Despite the prevalence of anti-tolling sentiment reported in the press, cities like Atlanta and Los Angeles that operate variably priced toll lanes have seen early skepticism give way to heavy use of these lanes by commuters. These successes and the approaches taken by the two agencies to manage increasing demand suggest a need to manage these facilities in the context of the entire transportation system. The two approaches taken by Atlanta and Los Angeles could be used by other agencies struggling with similar issues.
The Oregon DOT recently announced a new partnership with Waze—a navigational app that collects crowdsourced traffic information from its users and employs the data in real time. Florida was among the first states to sign an agreement with Waze in May 2014, granting them access to the company’s data in exchange for information about road closures and other incidents in the state. Approximately 30 agencies around the world have partnered with the company, including cities, regional agencies and a handful of states.
During ski season in Colorado, weekend traffic on I-70 between Denver and the mountain destinations is the stuff of legend, with travel times swelling by hours. CDOT, partnering with mountain towns and ski resorts through the I-70 Coalition, has developed a coordinated response to help manage travel demand. The effort suggests that close coordination between DOTs, the private sector, and the traveling public creates stronger, potentially longer-lasting partnerships to manage travel demand in areas where expansion of highway infrastructure is undesirable or not practical.

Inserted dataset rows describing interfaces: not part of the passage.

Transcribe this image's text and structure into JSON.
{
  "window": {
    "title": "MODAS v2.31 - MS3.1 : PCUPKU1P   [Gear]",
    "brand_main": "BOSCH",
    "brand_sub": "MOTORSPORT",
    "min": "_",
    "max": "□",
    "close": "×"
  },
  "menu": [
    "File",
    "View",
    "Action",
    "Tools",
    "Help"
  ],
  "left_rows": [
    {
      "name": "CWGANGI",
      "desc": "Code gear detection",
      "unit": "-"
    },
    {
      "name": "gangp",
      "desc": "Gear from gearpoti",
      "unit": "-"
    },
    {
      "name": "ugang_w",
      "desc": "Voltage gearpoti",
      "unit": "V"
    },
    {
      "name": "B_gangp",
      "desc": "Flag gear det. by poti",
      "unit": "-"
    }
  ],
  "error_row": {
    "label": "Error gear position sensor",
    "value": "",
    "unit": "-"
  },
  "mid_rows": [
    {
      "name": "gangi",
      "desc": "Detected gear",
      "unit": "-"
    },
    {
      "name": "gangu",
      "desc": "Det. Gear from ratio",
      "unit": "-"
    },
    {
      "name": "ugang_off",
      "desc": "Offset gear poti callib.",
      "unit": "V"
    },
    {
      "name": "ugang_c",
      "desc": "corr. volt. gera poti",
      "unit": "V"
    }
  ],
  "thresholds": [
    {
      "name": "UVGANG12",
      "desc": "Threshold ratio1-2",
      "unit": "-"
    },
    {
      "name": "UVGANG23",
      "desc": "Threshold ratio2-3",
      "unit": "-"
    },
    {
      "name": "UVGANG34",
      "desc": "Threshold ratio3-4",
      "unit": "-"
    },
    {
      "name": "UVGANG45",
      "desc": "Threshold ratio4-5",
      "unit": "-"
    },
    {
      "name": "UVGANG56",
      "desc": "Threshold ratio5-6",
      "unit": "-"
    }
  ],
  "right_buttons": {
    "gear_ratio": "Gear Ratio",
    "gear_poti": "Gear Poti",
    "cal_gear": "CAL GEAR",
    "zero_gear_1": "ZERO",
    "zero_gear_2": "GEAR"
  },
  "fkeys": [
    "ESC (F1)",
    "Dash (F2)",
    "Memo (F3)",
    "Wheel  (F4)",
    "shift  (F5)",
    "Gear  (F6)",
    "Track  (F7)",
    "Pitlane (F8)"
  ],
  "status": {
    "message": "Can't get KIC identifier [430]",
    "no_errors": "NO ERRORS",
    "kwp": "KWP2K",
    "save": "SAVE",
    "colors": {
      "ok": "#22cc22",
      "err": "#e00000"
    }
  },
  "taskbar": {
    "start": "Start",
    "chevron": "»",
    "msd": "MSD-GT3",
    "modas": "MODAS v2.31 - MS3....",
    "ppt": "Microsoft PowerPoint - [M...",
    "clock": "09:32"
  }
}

Last week, the USDOT announced Beyond Traffic—a framework for thinking about the nation’s transportation needs over the next 30 years. “As population concentrates around metropolitan areas around the country,” said Transportation Secretary Anthony Foxx during an unveiling event at Google, “it has implications on how much money we need to invest but also what we’re paying for with the money.” Foxx has stressed repeatedly that this framework—released officially as a draft to encourage a national conversation—is about understanding and getting ahead of the challenges we face, rather than trying to recreate the past. Arriving roughly in conjunction with the administration’s transportation budget, this framework aims to move the discussion beyond a six-year horizon.
Although the mass media has been quick to tout the practicalities of switching to autonomous vehicles, many complexities are also apparent. At the recent TRB meeting the number of papers highlighting the opportunities and challenges associated with these vehicles made a clear statement about the enormity of the change DOTs, MPOs, and policy makers anticipate. And a recent paper from the University of Michigan lays out considerations that raise questions about whether autonomous vehicles will smoothly transition into mainstream usage.

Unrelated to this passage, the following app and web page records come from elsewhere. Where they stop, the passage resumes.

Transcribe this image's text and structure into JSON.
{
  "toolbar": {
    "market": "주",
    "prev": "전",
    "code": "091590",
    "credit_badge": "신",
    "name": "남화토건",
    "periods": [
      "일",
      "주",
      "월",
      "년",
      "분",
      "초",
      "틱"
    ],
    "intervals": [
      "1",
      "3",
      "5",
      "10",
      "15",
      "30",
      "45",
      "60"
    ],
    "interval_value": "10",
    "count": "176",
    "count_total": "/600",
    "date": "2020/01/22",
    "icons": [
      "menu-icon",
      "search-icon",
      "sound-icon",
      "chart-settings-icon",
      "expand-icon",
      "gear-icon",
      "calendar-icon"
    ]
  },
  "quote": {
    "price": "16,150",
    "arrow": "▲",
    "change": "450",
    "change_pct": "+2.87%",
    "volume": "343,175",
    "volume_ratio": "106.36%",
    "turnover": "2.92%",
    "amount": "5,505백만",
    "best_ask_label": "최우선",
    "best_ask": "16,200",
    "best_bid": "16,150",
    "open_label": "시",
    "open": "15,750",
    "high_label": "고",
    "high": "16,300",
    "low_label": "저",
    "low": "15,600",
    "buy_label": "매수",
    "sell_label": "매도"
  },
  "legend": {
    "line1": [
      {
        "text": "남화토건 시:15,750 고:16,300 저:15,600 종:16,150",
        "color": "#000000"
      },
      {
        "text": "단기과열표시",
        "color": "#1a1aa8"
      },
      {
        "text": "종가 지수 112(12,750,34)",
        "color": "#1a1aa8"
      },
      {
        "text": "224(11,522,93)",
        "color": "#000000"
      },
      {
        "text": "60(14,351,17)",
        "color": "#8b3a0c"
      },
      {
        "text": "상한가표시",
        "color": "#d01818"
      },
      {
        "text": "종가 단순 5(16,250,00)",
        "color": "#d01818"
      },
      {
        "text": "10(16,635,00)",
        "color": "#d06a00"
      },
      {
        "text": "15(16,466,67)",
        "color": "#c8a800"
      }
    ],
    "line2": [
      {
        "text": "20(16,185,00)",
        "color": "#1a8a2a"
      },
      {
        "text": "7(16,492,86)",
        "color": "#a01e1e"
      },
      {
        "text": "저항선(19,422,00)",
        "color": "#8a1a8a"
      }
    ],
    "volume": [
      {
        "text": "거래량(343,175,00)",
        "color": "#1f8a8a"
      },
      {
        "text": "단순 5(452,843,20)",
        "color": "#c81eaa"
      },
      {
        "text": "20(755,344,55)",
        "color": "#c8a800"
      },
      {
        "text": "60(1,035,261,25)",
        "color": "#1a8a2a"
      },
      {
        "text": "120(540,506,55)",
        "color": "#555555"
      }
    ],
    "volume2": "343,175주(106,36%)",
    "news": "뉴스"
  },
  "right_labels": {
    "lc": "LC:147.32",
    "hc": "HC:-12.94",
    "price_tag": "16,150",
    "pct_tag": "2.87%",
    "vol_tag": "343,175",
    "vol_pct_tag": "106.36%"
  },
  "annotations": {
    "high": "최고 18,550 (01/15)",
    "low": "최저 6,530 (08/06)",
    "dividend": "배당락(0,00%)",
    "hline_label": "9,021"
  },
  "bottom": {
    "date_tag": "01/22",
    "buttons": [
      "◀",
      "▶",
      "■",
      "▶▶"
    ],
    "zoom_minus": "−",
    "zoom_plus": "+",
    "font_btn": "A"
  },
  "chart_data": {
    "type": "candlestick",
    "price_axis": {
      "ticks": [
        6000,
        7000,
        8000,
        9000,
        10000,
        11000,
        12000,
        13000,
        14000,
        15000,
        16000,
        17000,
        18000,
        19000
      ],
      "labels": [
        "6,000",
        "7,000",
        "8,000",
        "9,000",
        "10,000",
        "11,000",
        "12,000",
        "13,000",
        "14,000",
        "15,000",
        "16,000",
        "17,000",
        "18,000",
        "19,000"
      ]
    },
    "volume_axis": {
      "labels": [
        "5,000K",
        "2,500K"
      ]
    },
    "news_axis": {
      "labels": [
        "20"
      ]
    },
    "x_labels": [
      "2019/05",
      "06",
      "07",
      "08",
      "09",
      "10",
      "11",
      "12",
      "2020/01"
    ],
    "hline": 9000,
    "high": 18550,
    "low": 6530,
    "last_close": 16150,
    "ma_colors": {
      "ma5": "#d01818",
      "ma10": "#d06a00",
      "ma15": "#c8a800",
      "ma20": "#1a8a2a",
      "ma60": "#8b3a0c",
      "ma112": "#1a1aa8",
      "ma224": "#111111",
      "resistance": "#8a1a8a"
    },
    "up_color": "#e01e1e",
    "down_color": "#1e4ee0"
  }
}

A new report from the Brookings Institution, and its associated interactive tool, study the flow of freight among U.S. metropolitan areas. The same metropolitan areas on which much of the nation’s freight system depends are also home to the most congested corridors. By graphically showing freight flows within the U.S., the report makes a strong argument that congestion in large metro areas interferes with interstate commerce.

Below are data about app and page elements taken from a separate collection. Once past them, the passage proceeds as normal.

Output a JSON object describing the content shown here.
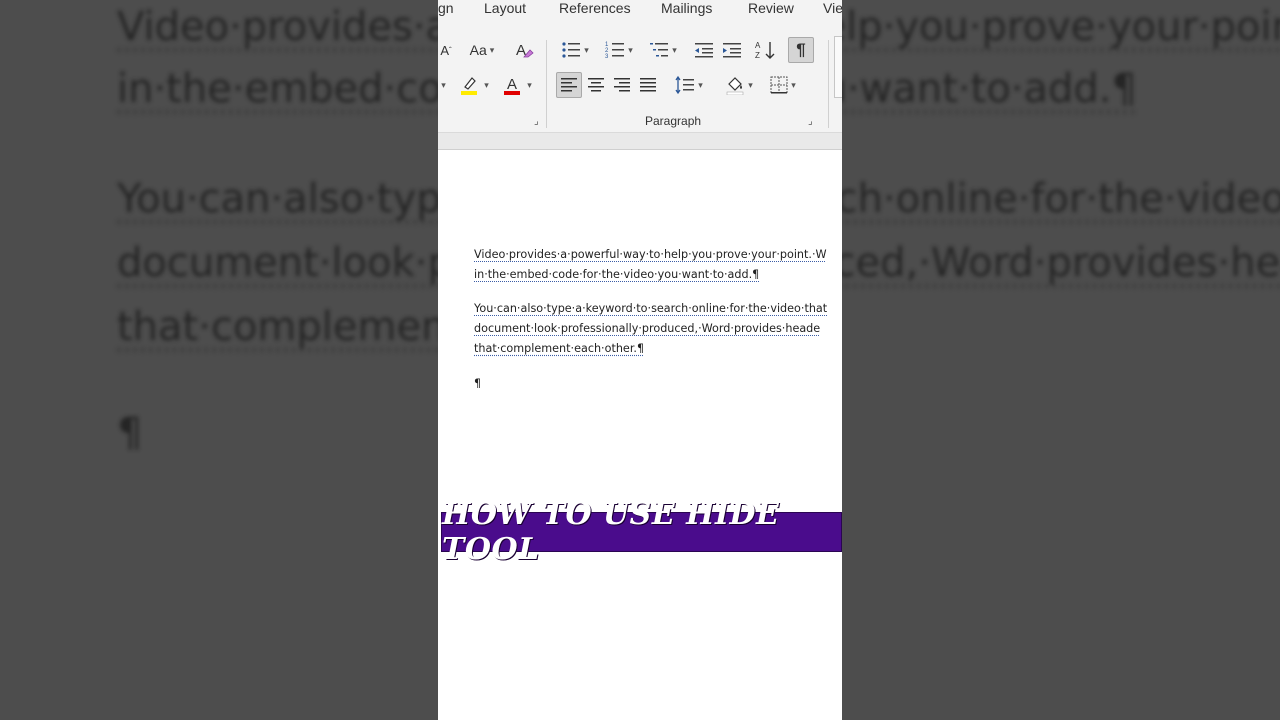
{
  "background": {
    "lines": [
      "Video·provides·a·powerful·way·to·help·you·prove·your·point.·W",
      "in·the·embed·code·for·the·video·you·want·to·add.¶",
      "You·can·also·type·a·keyword·to·search·online·for·the·video·that",
      "document·look·professionally·produced,·Word·provides·heade",
      "that·complement·each·other.¶",
      "¶"
    ]
  },
  "ribbon": {
    "tabs": [
      "gn",
      "Layout",
      "References",
      "Mailings",
      "Review",
      "Vie"
    ],
    "font_group": {
      "grow_font": "A",
      "change_case": "Aa",
      "highlight_color": "#ffeb00",
      "font_color": "#e00000",
      "font_color_letter": "A"
    },
    "paragraph_label": "Paragraph",
    "show_hide_symbol": "¶"
  },
  "document": {
    "paragraph1": [
      "Video·provides·a·powerful·way·to·help·you·prove·your·point.·W",
      "in·the·embed·code·for·the·video·you·want·to·add.¶"
    ],
    "paragraph2": [
      "You·can·also·type·a·keyword·to·search·online·for·the·video·that",
      "document·look·professionally·produced,·Word·provides·heade",
      "that·complement·each·other.¶"
    ],
    "empty_paragraph": "¶"
  },
  "banner": {
    "text": "HOW TO USE HIDE TOOL",
    "color": "#4a0c8c"
  }
}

The primary focus of transportation agencies for many years has been to keep pace with ever-rising levels of traffic. New policy goals focused on health and environmental impacts in California, Massachusetts, and elsewhere, as well as nationwide trends in travel behavior have begun to change this focus. Now, the emergent sharing economy also appears to be playing some part in markets that currently are isolated but that could grow quickly.
A unique approach to collecting and distributing transit data was recently unveiled. Publicly launched on May 15, Urban Engines uses spatial analytics and behavioral economics theory to improve city planning and operations. Urban Engines uses the concept of “crowd sensing,” a method of using technology to understand where people congregate and how they move.
The Bay Area Air Quality Management District and the Metropolitan Transportation Commission have launched a joint pilot program requiring employers with more than 50 full-time employees in the District’s nine-county area to offer one or more commuter benefits to their employees by the end of September 2014.
Washington State Department of Transportation has been rightfully proud of their accountability and transparency with their quarterly Gray Notebook, which details system performance and project delivery. As part of that, they have issued an Annual Congestion Report. But the 2013 report has a new name and a new emphasis. Instead of highlighting congestion, the 2013 Corridor Capacity Report focuses on capacity across all modes. Rather than measuring just motor vehicle throughput, it turns its attention to moving people, regardless of mode.